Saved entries
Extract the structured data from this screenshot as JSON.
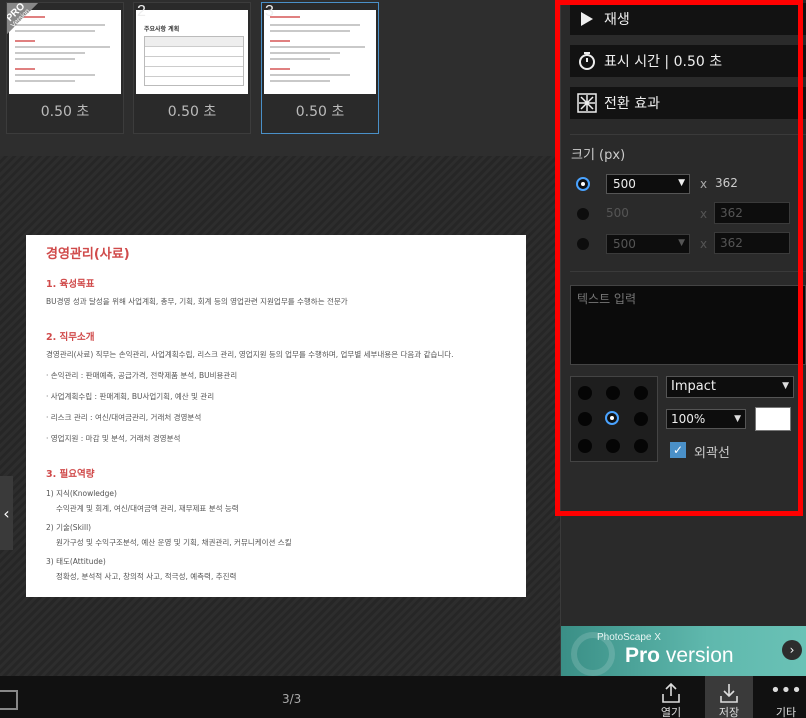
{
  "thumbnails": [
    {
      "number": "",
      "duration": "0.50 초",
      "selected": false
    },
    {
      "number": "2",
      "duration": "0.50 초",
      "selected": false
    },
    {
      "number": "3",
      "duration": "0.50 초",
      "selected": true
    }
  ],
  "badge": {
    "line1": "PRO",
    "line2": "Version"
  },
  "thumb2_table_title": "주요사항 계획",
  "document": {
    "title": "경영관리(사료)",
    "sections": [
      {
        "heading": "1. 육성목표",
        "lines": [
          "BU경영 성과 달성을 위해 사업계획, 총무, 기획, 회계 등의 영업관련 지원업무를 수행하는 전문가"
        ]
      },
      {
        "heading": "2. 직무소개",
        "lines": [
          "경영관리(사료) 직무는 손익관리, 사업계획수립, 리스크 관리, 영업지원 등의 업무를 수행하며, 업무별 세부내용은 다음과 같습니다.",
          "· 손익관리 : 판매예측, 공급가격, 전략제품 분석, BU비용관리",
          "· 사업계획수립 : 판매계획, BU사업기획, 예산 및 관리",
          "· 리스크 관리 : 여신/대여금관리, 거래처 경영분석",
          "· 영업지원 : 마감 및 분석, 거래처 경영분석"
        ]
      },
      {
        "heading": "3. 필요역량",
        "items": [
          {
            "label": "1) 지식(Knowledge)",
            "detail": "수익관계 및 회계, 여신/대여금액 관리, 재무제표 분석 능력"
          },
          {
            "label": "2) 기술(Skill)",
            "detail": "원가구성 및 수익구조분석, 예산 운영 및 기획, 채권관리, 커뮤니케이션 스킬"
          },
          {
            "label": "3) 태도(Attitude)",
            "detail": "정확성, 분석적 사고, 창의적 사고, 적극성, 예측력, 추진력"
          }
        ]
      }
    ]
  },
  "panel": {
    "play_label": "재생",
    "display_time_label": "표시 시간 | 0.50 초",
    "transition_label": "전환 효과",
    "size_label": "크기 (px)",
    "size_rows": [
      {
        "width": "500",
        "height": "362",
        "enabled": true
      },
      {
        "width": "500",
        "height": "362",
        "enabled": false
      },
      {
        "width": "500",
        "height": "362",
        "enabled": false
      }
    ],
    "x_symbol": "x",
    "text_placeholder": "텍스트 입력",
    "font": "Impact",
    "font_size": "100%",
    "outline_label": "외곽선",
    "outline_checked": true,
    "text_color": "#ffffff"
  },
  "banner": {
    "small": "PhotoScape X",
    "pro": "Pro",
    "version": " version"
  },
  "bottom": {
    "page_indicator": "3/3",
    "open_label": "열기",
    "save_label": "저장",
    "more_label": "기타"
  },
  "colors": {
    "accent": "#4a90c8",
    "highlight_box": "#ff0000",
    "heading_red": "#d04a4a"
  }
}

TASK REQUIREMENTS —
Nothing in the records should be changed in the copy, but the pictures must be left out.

ANSWER FOR THE TASK —
Extract the structured data from this screenshot as JSON.
{
  "thumbnails": [
    {
      "number": "",
      "duration": "0.50 초",
      "selected": false
    },
    {
      "number": "2",
      "duration": "0.50 초",
      "selected": false
    },
    {
      "number": "3",
      "duration": "0.50 초",
      "selected": true
    }
  ],
  "badge": {
    "line1": "PRO",
    "line2": "Version"
  },
  "thumb2_table_title": "주요사항 계획",
  "document": {
    "title": "경영관리(사료)",
    "sections": [
      {
        "heading": "1. 육성목표",
        "lines": [
          "BU경영 성과 달성을 위해 사업계획, 총무, 기획, 회계 등의 영업관련 지원업무를 수행하는 전문가"
        ]
      },
      {
        "heading": "2. 직무소개",
        "lines": [
          "경영관리(사료) 직무는 손익관리, 사업계획수립, 리스크 관리, 영업지원 등의 업무를 수행하며, 업무별 세부내용은 다음과 같습니다.",
          "· 손익관리 : 판매예측, 공급가격, 전략제품 분석, BU비용관리",
          "· 사업계획수립 : 판매계획, BU사업기획, 예산 및 관리",
          "· 리스크 관리 : 여신/대여금관리, 거래처 경영분석",
          "· 영업지원 : 마감 및 분석, 거래처 경영분석"
        ]
      },
      {
        "heading": "3. 필요역량",
        "items": [
          {
            "label": "1) 지식(Knowledge)",
            "detail": "수익관계 및 회계, 여신/대여금액 관리, 재무제표 분석 능력"
          },
          {
            "label": "2) 기술(Skill)",
            "detail": "원가구성 및 수익구조분석, 예산 운영 및 기획, 채권관리, 커뮤니케이션 스킬"
          },
          {
            "label": "3) 태도(Attitude)",
            "detail": "정확성, 분석적 사고, 창의적 사고, 적극성, 예측력, 추진력"
          }
        ]
      }
    ]
  },
  "panel": {
    "play_label": "재생",
    "display_time_label": "표시 시간 | 0.50 초",
    "transition_label": "전환 효과",
    "size_label": "크기 (px)",
    "size_rows": [
      {
        "width": "500",
        "height": "362",
        "enabled": true
      },
      {
        "width": "500",
        "height": "362",
        "enabled": false
      },
      {
        "width": "500",
        "height": "362",
        "enabled": false
      }
    ],
    "x_symbol": "x",
    "text_placeholder": "텍스트 입력",
    "font": "Impact",
    "font_size": "100%",
    "outline_label": "외곽선",
    "outline_checked": true,
    "text_color": "#ffffff"
  },
  "banner": {
    "small": "PhotoScape X",
    "pro": "Pro",
    "version": " version"
  },
  "bottom": {
    "page_indicator": "3/3",
    "open_label": "열기",
    "save_label": "저장",
    "more_label": "기타"
  },
  "colors": {
    "accent": "#4a90c8",
    "highlight_box": "#ff0000",
    "heading_red": "#d04a4a"
  }
}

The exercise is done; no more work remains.